Citation: Araújo R, Vázquez Calderón F, Sánchez López J, Azevedo IC, Bruhn A, Fluch S, Garcia Tasende M, Ghaderiardakani F, Ilmjärv T, Laurans M, Mac Monagail M, Mangini S, Peteiro C, Rebours C, Stefansson T and Ullmann J (2021) Current Status of the Algae Production Industry in Europe: An Emerging Sector of the Blue Bioeconomy. Front. Mar. Sci. 7:626389. doi: 10.3389/fmars.2020.626389
Received: 05 November 2020; Accepted: 28 December 2020;
Published: 27 January 2021.

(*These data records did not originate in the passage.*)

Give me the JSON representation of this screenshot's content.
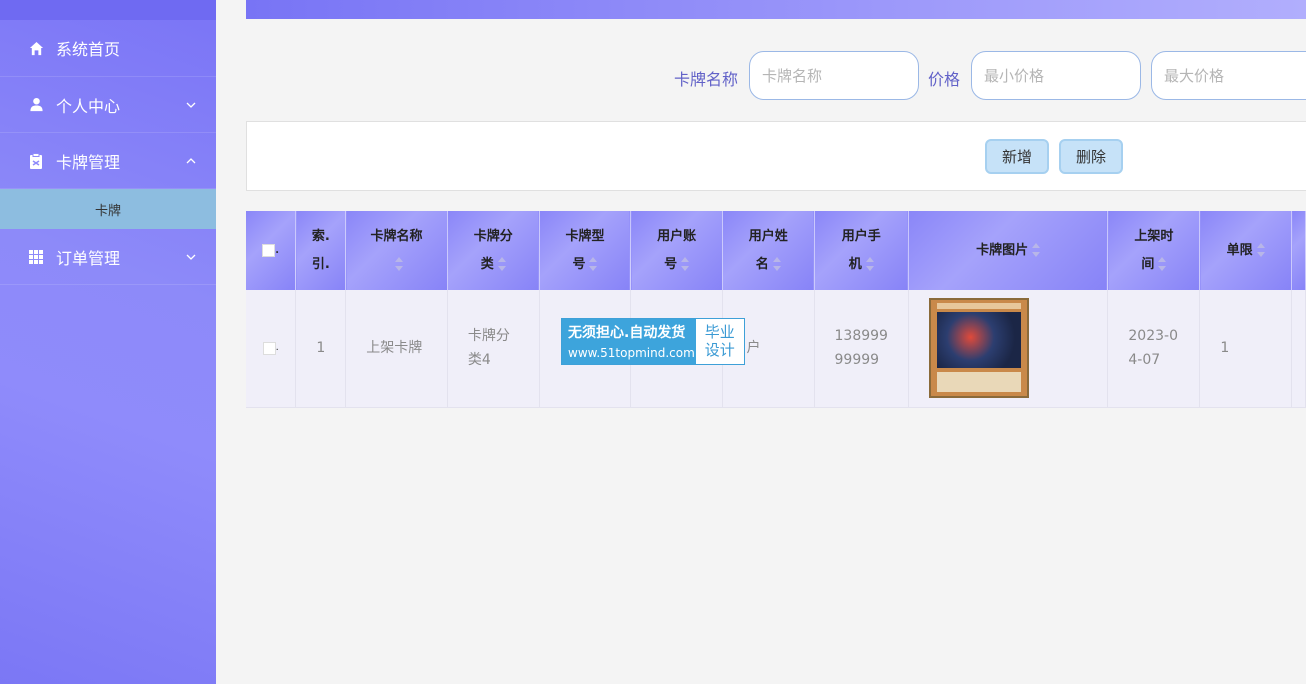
{
  "sidebar": {
    "items": [
      {
        "label": "系统首页",
        "icon": "home-icon"
      },
      {
        "label": "个人中心",
        "icon": "user-icon"
      },
      {
        "label": "卡牌管理",
        "icon": "clipboard-icon"
      },
      {
        "label": "订单管理",
        "icon": "grid-icon"
      }
    ],
    "submenu": {
      "label": "卡牌"
    }
  },
  "search": {
    "name_label": "卡牌名称",
    "name_placeholder": "卡牌名称",
    "price_label": "价格",
    "min_placeholder": "最小价格",
    "max_placeholder": "最大价格"
  },
  "actions": {
    "add_label": "新增",
    "delete_label": "删除"
  },
  "table": {
    "headers": {
      "index": "索.\n引.",
      "name": "卡牌名称",
      "category": "卡牌分\n类",
      "model": "卡牌型\n号",
      "account": "用户账\n号",
      "username": "用户姓\n名",
      "phone": "用户手\n机",
      "image": "卡牌图片",
      "time": "上架时\n间",
      "limit": "单限"
    },
    "rows": [
      {
        "index": "1",
        "name": "上架卡牌",
        "category": "卡牌分\n类4",
        "model": "",
        "account": "",
        "username": "A用户",
        "phone": "138999\n99999",
        "time": "2023-0\n4-07",
        "limit": "1"
      }
    ]
  },
  "watermark": {
    "line1": "无须担心.自动发货",
    "line2": "www.51topmind.com",
    "right": "毕业\n设计"
  }
}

Edited by:Seyed Hossein Hoseinifar, Gorgan University of Agricultural Sciences and Natural Resources, Iran
Reviewed by:Kit Wayne Chew, Xiamen University Malaysia, Malaysia
Luciane Maria Colla, The University of Passo Fundo, Brazil

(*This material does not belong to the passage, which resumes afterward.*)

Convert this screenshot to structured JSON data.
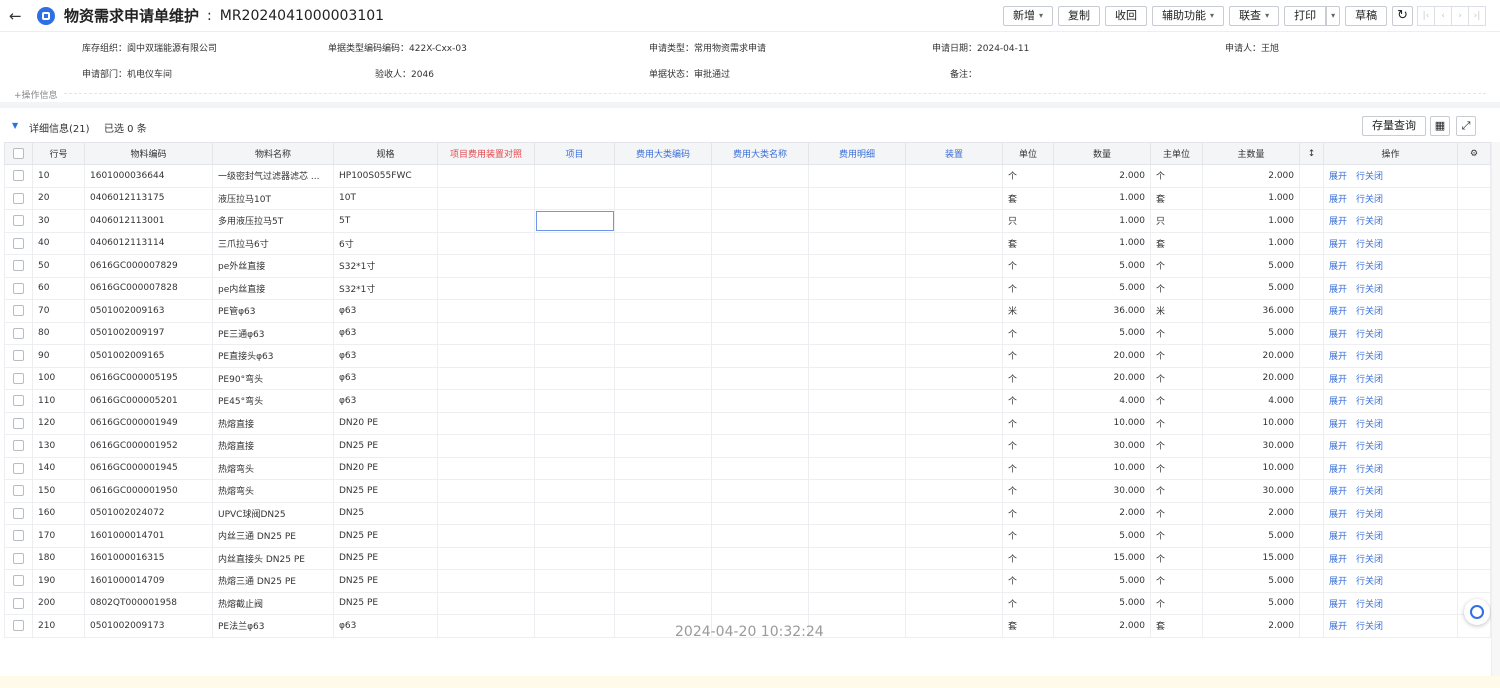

Copyright © 2021 Araújo, Vázquez Calderón, Sánchez López, Azevedo, Bruhn, Fluch, Garcia Tasende, Ghaderiardakani, Ilmjärv, Laurans, Mac Monagail, Mangini, Peteiro, Rebours, Stefansson and Ullmann. This is an open-access article distributed under the terms of the Creative Commons Attribution License (CC BY). The use, distribution or reproduction in other forums is permitted, provided the original author(s) and the copyright owner(s) are credited and that the original publication in this journal is cited, in accordance with accepted academic practice. No use, distribution or reproduction is permitted which does not comply with these terms.
*Correspondence: Rita Araújo, email@example.com